Yale’s Center for Teaching and Learning, the campus hub for innovative and creative teaching methodologies, brought students to an ancient Assyrian palace via Oculus Rift, a virtual reality system. The students were in a class on the history of the ancient near east taught by Kathryn Slanski. The palace model was created by Learning Sites, a Massachusetts-based company that creates virtual models of archaeological sites for educational purposes.
In mid-2015, members of the Islamic State terrorist group used barrel bombs to destroy much of an ancient archaeological site in northern Iraq. In mid-2017, a group of Yale students toured the site anyway.
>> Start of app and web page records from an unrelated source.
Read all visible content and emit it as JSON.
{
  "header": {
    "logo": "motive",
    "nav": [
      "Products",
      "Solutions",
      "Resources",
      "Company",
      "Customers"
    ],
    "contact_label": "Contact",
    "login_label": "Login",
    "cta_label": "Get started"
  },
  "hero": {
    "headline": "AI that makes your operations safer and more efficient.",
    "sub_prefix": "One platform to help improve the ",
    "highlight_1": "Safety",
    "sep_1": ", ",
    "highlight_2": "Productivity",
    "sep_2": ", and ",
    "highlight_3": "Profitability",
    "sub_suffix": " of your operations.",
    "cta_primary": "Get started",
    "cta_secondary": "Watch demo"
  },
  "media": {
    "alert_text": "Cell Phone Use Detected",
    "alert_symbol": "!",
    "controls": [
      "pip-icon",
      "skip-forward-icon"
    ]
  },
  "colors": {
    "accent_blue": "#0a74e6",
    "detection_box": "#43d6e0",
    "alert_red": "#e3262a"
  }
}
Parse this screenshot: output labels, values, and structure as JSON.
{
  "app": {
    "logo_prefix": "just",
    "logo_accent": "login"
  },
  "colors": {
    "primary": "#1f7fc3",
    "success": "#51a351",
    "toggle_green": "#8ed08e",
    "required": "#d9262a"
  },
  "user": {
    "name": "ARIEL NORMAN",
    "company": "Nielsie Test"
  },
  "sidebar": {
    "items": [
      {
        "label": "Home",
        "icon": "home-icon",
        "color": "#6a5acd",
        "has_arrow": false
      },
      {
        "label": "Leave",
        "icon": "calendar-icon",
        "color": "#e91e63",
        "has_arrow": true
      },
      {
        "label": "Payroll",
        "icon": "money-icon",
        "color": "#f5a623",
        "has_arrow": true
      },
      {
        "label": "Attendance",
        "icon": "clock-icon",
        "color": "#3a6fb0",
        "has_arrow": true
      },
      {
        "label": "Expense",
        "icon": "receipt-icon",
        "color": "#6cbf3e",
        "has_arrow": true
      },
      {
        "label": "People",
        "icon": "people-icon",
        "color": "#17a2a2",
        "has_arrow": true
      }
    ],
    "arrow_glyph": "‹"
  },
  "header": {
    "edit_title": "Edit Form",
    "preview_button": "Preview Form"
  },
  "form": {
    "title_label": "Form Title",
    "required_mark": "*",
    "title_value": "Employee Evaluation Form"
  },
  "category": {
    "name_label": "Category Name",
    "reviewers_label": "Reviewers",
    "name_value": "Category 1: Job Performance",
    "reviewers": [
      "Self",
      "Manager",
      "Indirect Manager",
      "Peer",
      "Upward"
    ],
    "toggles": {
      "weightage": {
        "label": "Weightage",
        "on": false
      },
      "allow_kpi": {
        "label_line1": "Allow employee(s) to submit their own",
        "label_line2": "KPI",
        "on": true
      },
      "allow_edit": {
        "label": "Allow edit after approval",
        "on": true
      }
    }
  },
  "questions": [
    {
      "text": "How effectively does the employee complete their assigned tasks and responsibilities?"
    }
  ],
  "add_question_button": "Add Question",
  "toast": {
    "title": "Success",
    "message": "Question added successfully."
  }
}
The students didn’t actually travel to the ancient city of Nimrud, about 30 kilometers south of Mosul. Rather, in a confluence of the very old and the very new, students “traveled” to a virtual model of the Northwest Palace — often called a “jewel” of archaeological remains in Iraq — via Oculus Rift, a virtual reality (VR) system housed at the Center for Teaching and Learning (CTL).
“The study of the ancient Near East has for a long time been very detached from the remains that are still in place in Iraq” due to frequent instability in the region, said Agnete Lassen, associate curator of the Babylonian Collection at Sterling Memorial Library.
Recently, however, companies like Learning Sites, which provided the model of the Northwest Palace to the CTL, have begun modeling many of humanity’s most important cultural heritage sites in VR. “I went to the opening of the CTL [in January 2017] and they demonstrated VR … and I wondered: Can we do this for the ancient Near East? Would this be an opportunity to teach students in Professor Slanski’s class?” Lassen said.
What a wonderful time we live in!